                        How much pressure are these pieces under from the injection unit pushing against them? 2 reasons I ask, 1 is because you may need to use some hard filler because these parts will tend to deform under the mechanical forces. 2 if they aren't under a great deal of pressure might it be easier to just remake them? By the time you weld and remachine you might be able to produce a new one and have the old one for a pattern/sample that is still functional.

                        Comment


                        • #13
                          Kf2QD.... it's a 600 ton press, and I wish it was 800 tons like the other one.

                          They screw into the cold runner body, full engagement. Its not the material coming down I'm worried about it's the material seeping up between the mold and the nozzle.

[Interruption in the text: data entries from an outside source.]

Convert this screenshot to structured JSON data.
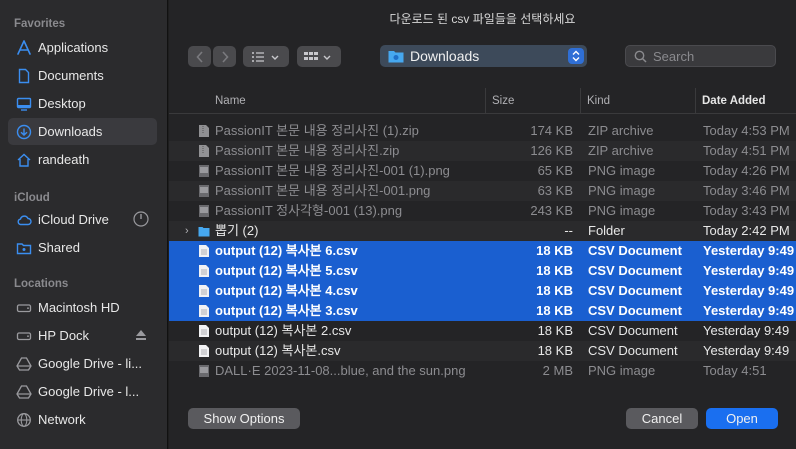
{
  "sidebar": {
    "sections": [
      {
        "title": "Favorites",
        "items": [
          {
            "label": "Applications",
            "icon": "applications-icon"
          },
          {
            "label": "Documents",
            "icon": "document-icon"
          },
          {
            "label": "Desktop",
            "icon": "desktop-icon"
          },
          {
            "label": "Downloads",
            "icon": "downloads-icon",
            "selected": true
          },
          {
            "label": "randeath",
            "icon": "home-icon"
          }
        ]
      },
      {
        "title": "iCloud",
        "items": [
          {
            "label": "iCloud Drive",
            "icon": "cloud-icon",
            "trailing": "progress-circle-icon"
          },
          {
            "label": "Shared",
            "icon": "shared-folder-icon"
          }
        ]
      },
      {
        "title": "Locations",
        "items": [
          {
            "label": "Macintosh HD",
            "icon": "disk-icon"
          },
          {
            "label": "HP Dock",
            "icon": "disk-icon",
            "trailing": "eject-icon"
          },
          {
            "label": "Google Drive - li...",
            "icon": "google-drive-icon"
          },
          {
            "label": "Google Drive - l...",
            "icon": "google-drive-icon"
          },
          {
            "label": "Network",
            "icon": "network-icon"
          }
        ]
      }
    ]
  },
  "dialog": {
    "title": "다운로드 된 csv 파일들을 선택하세요",
    "location": "Downloads",
    "search_placeholder": "Search"
  },
  "columns": {
    "name": "Name",
    "size": "Size",
    "kind": "Kind",
    "date": "Date Added"
  },
  "files": [
    {
      "name": "PassionIT 본문 내용 정리사진 (1).zip",
      "size": "174 KB",
      "kind": "ZIP archive",
      "date": "Today 4:53 PM",
      "type": "zip",
      "state": "dim"
    },
    {
      "name": "PassionIT 본문 내용 정리사진.zip",
      "size": "126 KB",
      "kind": "ZIP archive",
      "date": "Today 4:51 PM",
      "type": "zip",
      "state": "dim"
    },
    {
      "name": "PassionIT 본문 내용 정리사진-001 (1).png",
      "size": "65 KB",
      "kind": "PNG image",
      "date": "Today 4:26 PM",
      "type": "png",
      "state": "dim"
    },
    {
      "name": "PassionIT 본문 내용 정리사진-001.png",
      "size": "63 KB",
      "kind": "PNG image",
      "date": "Today 3:46 PM",
      "type": "png",
      "state": "dim"
    },
    {
      "name": "PassionIT 정사각형-001 (13).png",
      "size": "243 KB",
      "kind": "PNG image",
      "date": "Today 3:43 PM",
      "type": "png",
      "state": "dim"
    },
    {
      "name": "뽑기 (2)",
      "size": "--",
      "kind": "Folder",
      "date": "Today 2:42 PM",
      "type": "folder",
      "state": "bright"
    },
    {
      "name": "output (12) 복사본 6.csv",
      "size": "18 KB",
      "kind": "CSV Document",
      "date": "Yesterday 9:49",
      "type": "csv",
      "state": "sel"
    },
    {
      "name": "output (12) 복사본 5.csv",
      "size": "18 KB",
      "kind": "CSV Document",
      "date": "Yesterday 9:49",
      "type": "csv",
      "state": "sel"
    },
    {
      "name": "output (12) 복사본 4.csv",
      "size": "18 KB",
      "kind": "CSV Document",
      "date": "Yesterday 9:49",
      "type": "csv",
      "state": "sel"
    },
    {
      "name": "output (12) 복사본 3.csv",
      "size": "18 KB",
      "kind": "CSV Document",
      "date": "Yesterday 9:49",
      "type": "csv",
      "state": "sel"
    },
    {
      "name": "output (12) 복사본 2.csv",
      "size": "18 KB",
      "kind": "CSV Document",
      "date": "Yesterday 9:49",
      "type": "csv",
      "state": "bright"
    },
    {
      "name": "output (12) 복사본.csv",
      "size": "18 KB",
      "kind": "CSV Document",
      "date": "Yesterday 9:49",
      "type": "csv",
      "state": "bright"
    },
    {
      "name": "DALL·E 2023-11-08...blue, and the sun.png",
      "size": "2 MB",
      "kind": "PNG image",
      "date": "Today 4:51",
      "type": "png",
      "state": "dim"
    }
  ],
  "buttons": {
    "options": "Show Options",
    "cancel": "Cancel",
    "open": "Open"
  },
  "colors": {
    "accent": "#1a6ff0",
    "selection": "#1a5fd0",
    "sidebar_icon": "#3b8ef0"
  }
}
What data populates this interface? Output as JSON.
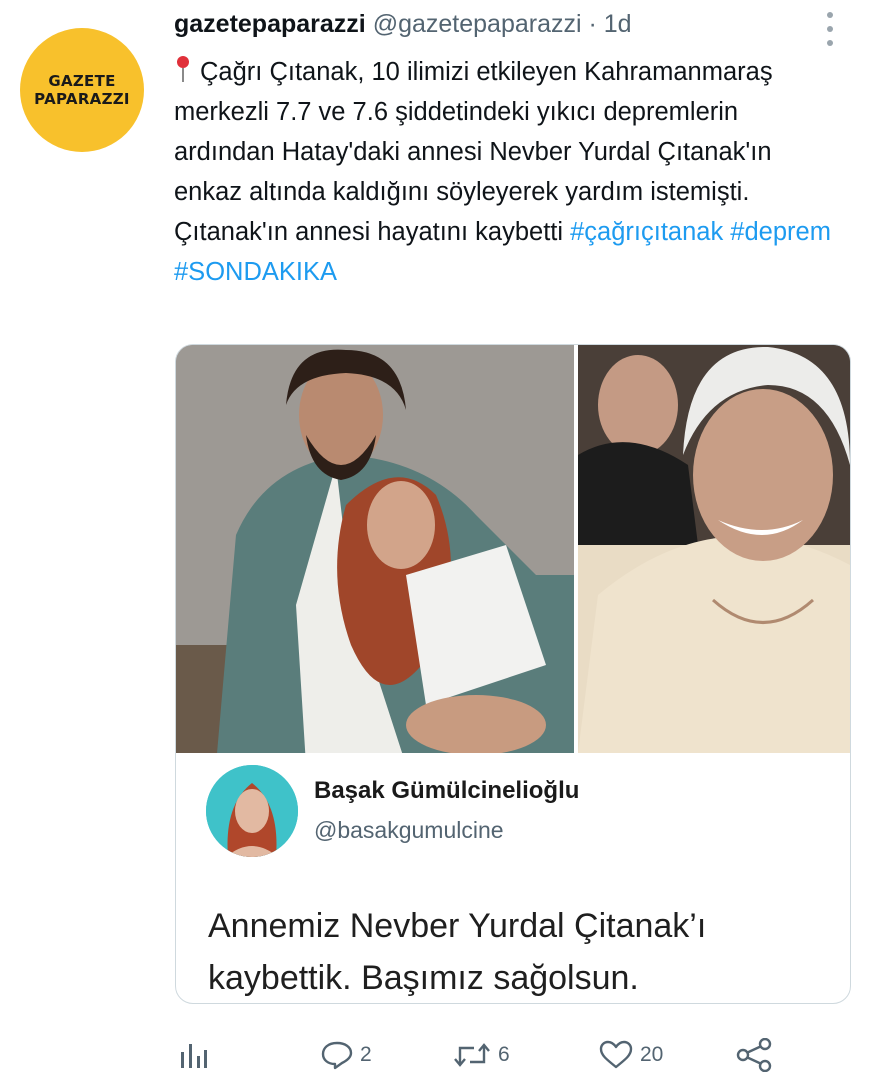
{
  "account": {
    "avatar_text_line1": "GAZETE",
    "avatar_text_line2": "PAPARAZZI",
    "display_name": "gazetepaparazzi",
    "handle": "@gazetepaparazzi",
    "separator": "·",
    "time": "1d"
  },
  "tweet": {
    "text": "Çağrı Çıtanak, 10 ilimizi etkileyen Kahramanmaraş merkezli 7.7 ve 7.6 şiddetindeki yıkıcı depremlerin ardından Hatay'daki annesi Nevber Yurdal Çıtanak'ın enkaz altında kaldığını söyleyerek yardım istemişti. Çıtanak'ın annesi hayatını kaybetti ",
    "hashtags": [
      "#çağrıçıtanak",
      "#deprem",
      "#SONDAKIKA"
    ]
  },
  "quote": {
    "name": "Başak Gümülcinelioğlu",
    "handle": "@basakgumulcine",
    "text": "Annemiz Nevber Yurdal Çitanak’ı kaybettik. Başımız sağolsun."
  },
  "actions": {
    "replies": "2",
    "retweets": "6",
    "likes": "20"
  },
  "icons": {
    "header": [
      "more-vertical-icon"
    ],
    "actions": [
      "analytics-icon",
      "reply-icon",
      "retweet-icon",
      "like-icon",
      "share-icon"
    ]
  },
  "colors": {
    "accent": "#1d9bf0",
    "avatar_bg": "#f8c12c",
    "secondary_text": "#536471"
  }
}
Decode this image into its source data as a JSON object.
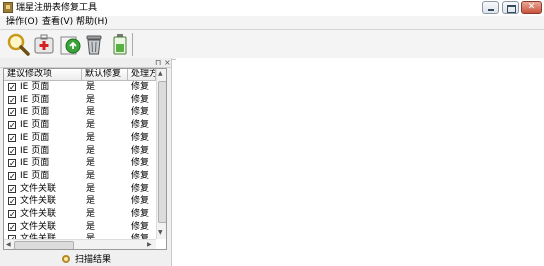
{
  "window": {
    "title": "瑞星注册表修复工具"
  },
  "menu": [
    "操作(O)",
    "查看(V)",
    "帮助(H)"
  ],
  "toolbar": [
    {
      "icon": "magnifier-icon"
    },
    {
      "icon": "first-aid-icon"
    },
    {
      "icon": "restore-icon"
    },
    {
      "icon": "trash-icon"
    },
    {
      "icon": "battery-icon"
    }
  ],
  "list": {
    "columns": [
      "建议修改项",
      "默认修复",
      "处理方"
    ],
    "rows": [
      {
        "checked": true,
        "item": "IE 页面",
        "default_fix": "是",
        "action": "修复"
      },
      {
        "checked": true,
        "item": "IE 页面",
        "default_fix": "是",
        "action": "修复"
      },
      {
        "checked": true,
        "item": "IE 页面",
        "default_fix": "是",
        "action": "修复"
      },
      {
        "checked": true,
        "item": "IE 页面",
        "default_fix": "是",
        "action": "修复"
      },
      {
        "checked": true,
        "item": "IE 页面",
        "default_fix": "是",
        "action": "修复"
      },
      {
        "checked": true,
        "item": "IE 页面",
        "default_fix": "是",
        "action": "修复"
      },
      {
        "checked": true,
        "item": "IE 页面",
        "default_fix": "是",
        "action": "修复"
      },
      {
        "checked": true,
        "item": "IE 页面",
        "default_fix": "是",
        "action": "修复"
      },
      {
        "checked": true,
        "item": "文件关联",
        "default_fix": "是",
        "action": "修复"
      },
      {
        "checked": true,
        "item": "文件关联",
        "default_fix": "是",
        "action": "修复"
      },
      {
        "checked": true,
        "item": "文件关联",
        "default_fix": "是",
        "action": "修复"
      },
      {
        "checked": true,
        "item": "文件关联",
        "default_fix": "是",
        "action": "修复"
      },
      {
        "checked": true,
        "item": "文件关联",
        "default_fix": "是",
        "action": "修复"
      }
    ]
  },
  "scan_button": {
    "label": "扫描结果"
  }
}
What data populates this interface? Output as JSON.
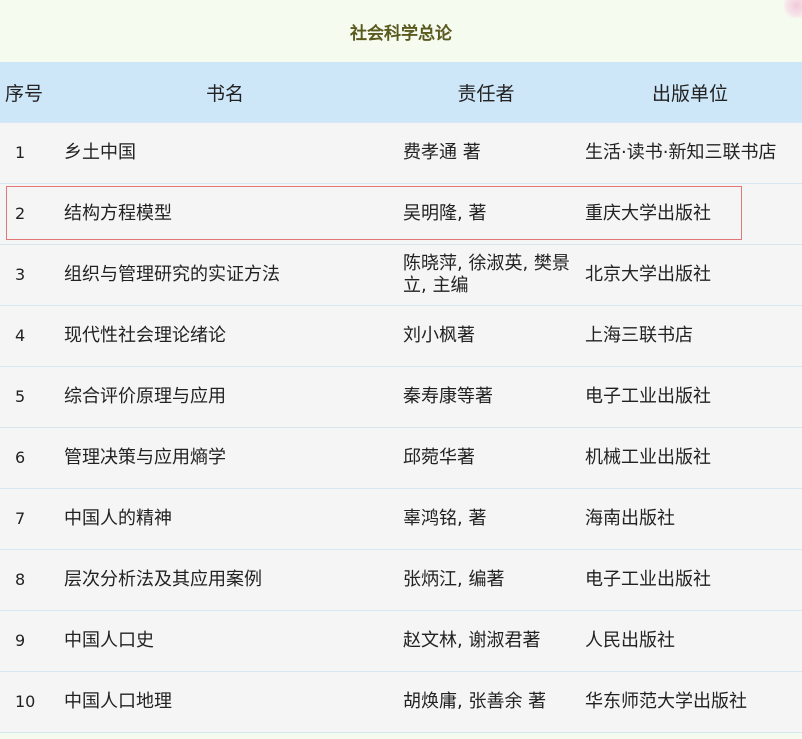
{
  "title": "社会科学总论",
  "columns": [
    "序号",
    "书名",
    "责任者",
    "出版单位"
  ],
  "rows": [
    {
      "no": "1",
      "name": "乡土中国",
      "resp": "费孝通 著",
      "pub": "生活·读书·新知三联书店"
    },
    {
      "no": "2",
      "name": "结构方程模型",
      "resp": "吴明隆, 著",
      "pub": "重庆大学出版社"
    },
    {
      "no": "3",
      "name": "组织与管理研究的实证方法",
      "resp": "陈晓萍, 徐淑英, 樊景立, 主编",
      "pub": "北京大学出版社"
    },
    {
      "no": "4",
      "name": "现代性社会理论绪论",
      "resp": "刘小枫著",
      "pub": "上海三联书店"
    },
    {
      "no": "5",
      "name": "综合评价原理与应用",
      "resp": "秦寿康等著",
      "pub": "电子工业出版社"
    },
    {
      "no": "6",
      "name": "管理决策与应用熵学",
      "resp": "邱菀华著",
      "pub": "机械工业出版社"
    },
    {
      "no": "7",
      "name": "中国人的精神",
      "resp": "辜鸿铭, 著",
      "pub": "海南出版社"
    },
    {
      "no": "8",
      "name": "层次分析法及其应用案例",
      "resp": "张炳江, 编著",
      "pub": "电子工业出版社"
    },
    {
      "no": "9",
      "name": "中国人口史",
      "resp": "赵文林, 谢淑君著",
      "pub": "人民出版社"
    },
    {
      "no": "10",
      "name": "中国人口地理",
      "resp": "胡焕庸, 张善余 著",
      "pub": "华东师范大学出版社"
    }
  ],
  "highlight_row": 2
}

                          I suspect a picture of one of these in it's native habitat is in order.
                          This product has been determined by the state of California to cause permanent irreversible death. This statement may or may not be recognized as valid by all states.
                          Heirs of an old war/that's what we've become Inheriting troubles I'm mentally numb
                          Plastic Operators Dot Com

                          Comment


                          • #14
                            We micro-weld mold cavities up all the time in pilot molds - and have seen it done in molds that run hundreds of millions of cycles and hold 0.002" tolerance. This is you might not have the equipment and may want to send it out.

                            Comment


                            • #15
                              long time ago i used to patch blow moulding dies by silver soldering the nicks and dents and polishing, it worked ok
                              mark

                              Comment

                              Working...
                              X